The cartilage is a cushion-like structure that covers the bone ends in the joints, supporting the weight, distributing the loads and favoring the sliding of the ends of the joint, thus protecting it from friction during movement. To fulfill this task, the articular cartilage has a very smooth surface.
Cartilage is composed in large percentage by water and collagen; Pearl white appearance, is part of all joints of the body. The cells that comprise it are called chondrocytes.
The cartilage is not irrigated, that is, blood endings do not reach it, but it is nourished by diffusion from the neighboring structures; the movement of the articulation causes that this diffusion is favored and therefore the arrival of nutrients to it. This explains its low regenerative capacity. Next, we review the main cartilage pathologies. The cartilaginous damage can be of traumatic or degenerative origin.
Arthrosis is a physiological process, or what is the same, is considered a normal process as the age progresses, which occurs as a result of the degeneration of articular cartilage.
With age, this cartilage becomes dehydrated and loses its elastic consistency, thus preventing it from fulfilling its function of damping the friction of the bone ends and avoiding overloading the joint.
The process begins to be revealed mainly in women over 45-55 years due to hormonal deprivation suffered with the arrival of menopause, being somewhat later in men (around 65).
The main symptom is pain in the joint when moving, due to the friction of the bone ends. This pain increases after periods of rest; Cyclically, with periods of increase, and periods of decrease.
The diagnosis is established by simple radiology. The necessary projection will vary with the affected joint. In general, a decrease in joint space (impingement) will be observed, evidencing cartilage degeneration.
The treatment of osteoarthritis begins with support measures in the initial stages, such as mild exercise and analgesics; Sometimes, medications with chondroprotective action are provided, although their use is still under debate.
It follows a course that alternates crisis of intense pain, with crisis of decrease of the same, having to focus the analgesic treatment to the crises of intense pain and to diminish the analgesic medication in the periods of less pain.
In more advanced stages, more aggressive measures such as infiltrations, either corticosteroids or hyaluronic acid, and ultimately, there is the surgical resource: implantation of an articular prosthesis. The latter must be reserved as a last option due to the complexity of the surgery and the long-term complications that this may entail.
In all cases when it comes to a load articulation, it will be essential to avoid obesity in order to reduce the pressure on the cartilage and thus stop the disease and reduce the symptoms.
It is the inflammation of the articular cartilage. This can occur due to trauma in the region or its mechanism of production is unknown.
Cartilage damage is classified according to the involvement in:
Type I: This is a superficial lesion. Limited to the cells that make up the cartilage.
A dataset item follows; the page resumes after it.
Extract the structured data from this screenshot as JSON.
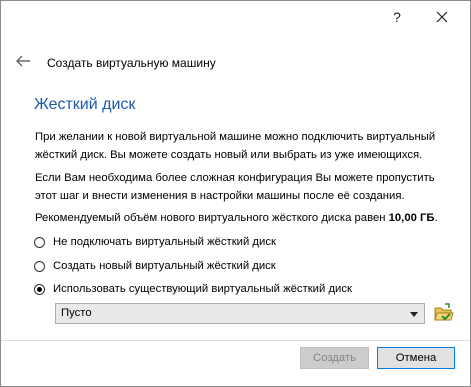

Type II: If it affects the entire thickness of the cartilage of the joint area.
Type III: If the injury extends to the bone.
The clinic is very similar to post-traumatic arthritis.
The initial treatment is based on rest, local cold at first to avoid great inflammation, and NSAIDs.
In cases in which this injury affects a load joint such as the knee or ankle, the patient is of young age with a healthy knee and the lesion is of sufficient size to produce continuous annoying symptoms; you can contemplate surgery to treat these injuries.